→ SUPPLIED INFORMATION:
######
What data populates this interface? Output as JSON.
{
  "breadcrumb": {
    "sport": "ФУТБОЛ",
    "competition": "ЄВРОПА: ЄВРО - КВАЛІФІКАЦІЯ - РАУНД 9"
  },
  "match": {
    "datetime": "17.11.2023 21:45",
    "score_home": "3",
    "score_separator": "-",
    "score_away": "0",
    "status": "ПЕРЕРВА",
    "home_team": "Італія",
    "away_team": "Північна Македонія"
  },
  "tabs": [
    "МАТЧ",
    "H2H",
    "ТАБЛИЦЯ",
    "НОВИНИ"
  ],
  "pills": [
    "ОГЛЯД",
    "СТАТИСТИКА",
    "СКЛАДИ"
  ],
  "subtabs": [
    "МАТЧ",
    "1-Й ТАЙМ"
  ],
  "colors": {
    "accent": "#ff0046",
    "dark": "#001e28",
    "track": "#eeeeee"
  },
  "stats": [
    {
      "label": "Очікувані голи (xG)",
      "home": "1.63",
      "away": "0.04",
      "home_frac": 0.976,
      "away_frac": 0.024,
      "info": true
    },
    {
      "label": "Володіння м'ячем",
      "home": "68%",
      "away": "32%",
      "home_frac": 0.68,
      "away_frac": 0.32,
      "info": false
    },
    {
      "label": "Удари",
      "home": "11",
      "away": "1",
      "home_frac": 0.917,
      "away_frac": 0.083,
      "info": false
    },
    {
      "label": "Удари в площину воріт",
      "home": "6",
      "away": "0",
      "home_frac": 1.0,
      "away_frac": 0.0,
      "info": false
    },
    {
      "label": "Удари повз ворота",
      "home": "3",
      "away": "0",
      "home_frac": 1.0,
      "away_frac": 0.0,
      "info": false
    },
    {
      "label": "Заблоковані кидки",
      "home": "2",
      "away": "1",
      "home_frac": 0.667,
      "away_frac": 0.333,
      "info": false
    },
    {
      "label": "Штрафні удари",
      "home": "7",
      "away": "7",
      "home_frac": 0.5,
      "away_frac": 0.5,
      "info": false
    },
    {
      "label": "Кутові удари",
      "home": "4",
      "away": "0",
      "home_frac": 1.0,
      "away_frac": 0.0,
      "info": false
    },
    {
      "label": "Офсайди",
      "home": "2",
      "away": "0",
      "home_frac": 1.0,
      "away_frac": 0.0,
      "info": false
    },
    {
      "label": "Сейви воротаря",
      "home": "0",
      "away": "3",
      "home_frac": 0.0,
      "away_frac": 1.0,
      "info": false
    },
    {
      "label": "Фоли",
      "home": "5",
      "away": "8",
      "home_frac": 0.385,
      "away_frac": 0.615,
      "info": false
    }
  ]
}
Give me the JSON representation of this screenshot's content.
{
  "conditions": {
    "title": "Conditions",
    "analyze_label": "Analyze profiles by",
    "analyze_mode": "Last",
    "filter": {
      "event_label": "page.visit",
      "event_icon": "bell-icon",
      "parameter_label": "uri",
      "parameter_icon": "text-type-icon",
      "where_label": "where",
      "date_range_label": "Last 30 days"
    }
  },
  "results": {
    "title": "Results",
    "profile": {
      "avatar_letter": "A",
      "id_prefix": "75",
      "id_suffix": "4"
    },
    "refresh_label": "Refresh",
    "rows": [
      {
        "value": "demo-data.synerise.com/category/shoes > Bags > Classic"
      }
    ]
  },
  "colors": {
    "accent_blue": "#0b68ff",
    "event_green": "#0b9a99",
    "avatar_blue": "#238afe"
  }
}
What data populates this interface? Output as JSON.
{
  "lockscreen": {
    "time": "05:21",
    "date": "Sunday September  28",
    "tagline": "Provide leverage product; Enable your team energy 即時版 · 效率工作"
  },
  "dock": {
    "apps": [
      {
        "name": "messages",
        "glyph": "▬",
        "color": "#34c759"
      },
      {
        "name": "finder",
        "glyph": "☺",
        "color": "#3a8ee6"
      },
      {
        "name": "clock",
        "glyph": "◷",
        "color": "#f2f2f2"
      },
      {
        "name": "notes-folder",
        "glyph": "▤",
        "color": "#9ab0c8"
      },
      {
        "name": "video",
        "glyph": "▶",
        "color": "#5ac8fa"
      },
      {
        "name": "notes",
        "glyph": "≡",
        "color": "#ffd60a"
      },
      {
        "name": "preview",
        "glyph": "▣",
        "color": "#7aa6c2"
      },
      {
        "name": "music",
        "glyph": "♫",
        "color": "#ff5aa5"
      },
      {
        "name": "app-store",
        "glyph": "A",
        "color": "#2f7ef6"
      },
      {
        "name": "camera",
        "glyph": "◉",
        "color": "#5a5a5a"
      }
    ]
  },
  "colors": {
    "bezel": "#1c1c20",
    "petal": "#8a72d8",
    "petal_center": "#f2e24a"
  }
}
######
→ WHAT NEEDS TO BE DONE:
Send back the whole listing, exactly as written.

→ YOUR RESPONSE:
What data populates this interface? Output as JSON.
{
  "breadcrumb": {
    "sport": "ФУТБОЛ",
    "competition": "ЄВРОПА: ЄВРО - КВАЛІФІКАЦІЯ - РАУНД 9"
  },
  "match": {
    "datetime": "17.11.2023 21:45",
    "score_home": "3",
    "score_separator": "-",
    "score_away": "0",
    "status": "ПЕРЕРВА",
    "home_team": "Італія",
    "away_team": "Північна Македонія"
  },
  "tabs": [
    "МАТЧ",
    "H2H",
    "ТАБЛИЦЯ",
    "НОВИНИ"
  ],
  "pills": [
    "ОГЛЯД",
    "СТАТИСТИКА",
    "СКЛАДИ"
  ],
  "subtabs": [
    "МАТЧ",
    "1-Й ТАЙМ"
  ],
  "colors": {
    "accent": "#ff0046",
    "dark": "#001e28",
    "track": "#eeeeee"
  },
  "stats": [
    {
      "label": "Очікувані голи (xG)",
      "home": "1.63",
      "away": "0.04",
      "home_frac": 0.976,
      "away_frac": 0.024,
      "info": true
    },
    {
      "label": "Володіння м'ячем",
      "home": "68%",
      "away": "32%",
      "home_frac": 0.68,
      "away_frac": 0.32,
      "info": false
    },
    {
      "label": "Удари",
      "home": "11",
      "away": "1",
      "home_frac": 0.917,
      "away_frac": 0.083,
      "info": false
    },
    {
      "label": "Удари в площину воріт",
      "home": "6",
      "away": "0",
      "home_frac": 1.0,
      "away_frac": 0.0,
      "info": false
    },
    {
      "label": "Удари повз ворота",
      "home": "3",
      "away": "0",
      "home_frac": 1.0,
      "away_frac": 0.0,
      "info": false
    },
    {
      "label": "Заблоковані кидки",
      "home": "2",
      "away": "1",
      "home_frac": 0.667,
      "away_frac": 0.333,
      "info": false
    },
    {
      "label": "Штрафні удари",
      "home": "7",
      "away": "7",
      "home_frac": 0.5,
      "away_frac": 0.5,
      "info": false
    },
    {
      "label": "Кутові удари",
      "home": "4",
      "away": "0",
      "home_frac": 1.0,
      "away_frac": 0.0,
      "info": false
    },
    {
      "label": "Офсайди",
      "home": "2",
      "away": "0",
      "home_frac": 1.0,
      "away_frac": 0.0,
      "info": false
    },
    {
      "label": "Сейви воротаря",
      "home": "0",
      "away": "3",
      "home_frac": 0.0,
      "away_frac": 1.0,
      "info": false
    },
    {
      "label": "Фоли",
      "home": "5",
      "away": "8",
      "home_frac": 0.385,
      "away_frac": 0.615,
      "info": false
    }
  ]
}
Give me the JSON representation of this screenshot's content.
{
  "conditions": {
    "title": "Conditions",
    "analyze_label": "Analyze profiles by",
    "analyze_mode": "Last",
    "filter": {
      "event_label": "page.visit",
      "event_icon": "bell-icon",
      "parameter_label": "uri",
      "parameter_icon": "text-type-icon",
      "where_label": "where",
      "date_range_label": "Last 30 days"
    }
  },
  "results": {
    "title": "Results",
    "profile": {
      "avatar_letter": "A",
      "id_prefix": "75",
      "id_suffix": "4"
    },
    "refresh_label": "Refresh",
    "rows": [
      {
        "value": "demo-data.synerise.com/category/shoes > Bags > Classic"
      }
    ]
  },
  "colors": {
    "accent_blue": "#0b68ff",
    "event_green": "#0b9a99",
    "avatar_blue": "#238afe"
  }
}
What data populates this interface? Output as JSON.
{
  "lockscreen": {
    "time": "05:21",
    "date": "Sunday September  28",
    "tagline": "Provide leverage product; Enable your team energy 即時版 · 效率工作"
  },
  "dock": {
    "apps": [
      {
        "name": "messages",
        "glyph": "▬",
        "color": "#34c759"
      },
      {
        "name": "finder",
        "glyph": "☺",
        "color": "#3a8ee6"
      },
      {
        "name": "clock",
        "glyph": "◷",
        "color": "#f2f2f2"
      },
      {
        "name": "notes-folder",
        "glyph": "▤",
        "color": "#9ab0c8"
      },
      {
        "name": "video",
        "glyph": "▶",
        "color": "#5ac8fa"
      },
      {
        "name": "notes",
        "glyph": "≡",
        "color": "#ffd60a"
      },
      {
        "name": "preview",
        "glyph": "▣",
        "color": "#7aa6c2"
      },
      {
        "name": "music",
        "glyph": "♫",
        "color": "#ff5aa5"
      },
      {
        "name": "app-store",
        "glyph": "A",
        "color": "#2f7ef6"
      },
      {
        "name": "camera",
        "glyph": "◉",
        "color": "#5a5a5a"
      }
    ]
  },
  "colors": {
    "bezel": "#1c1c20",
    "petal": "#8a72d8",
    "petal_center": "#f2e24a"
  }
}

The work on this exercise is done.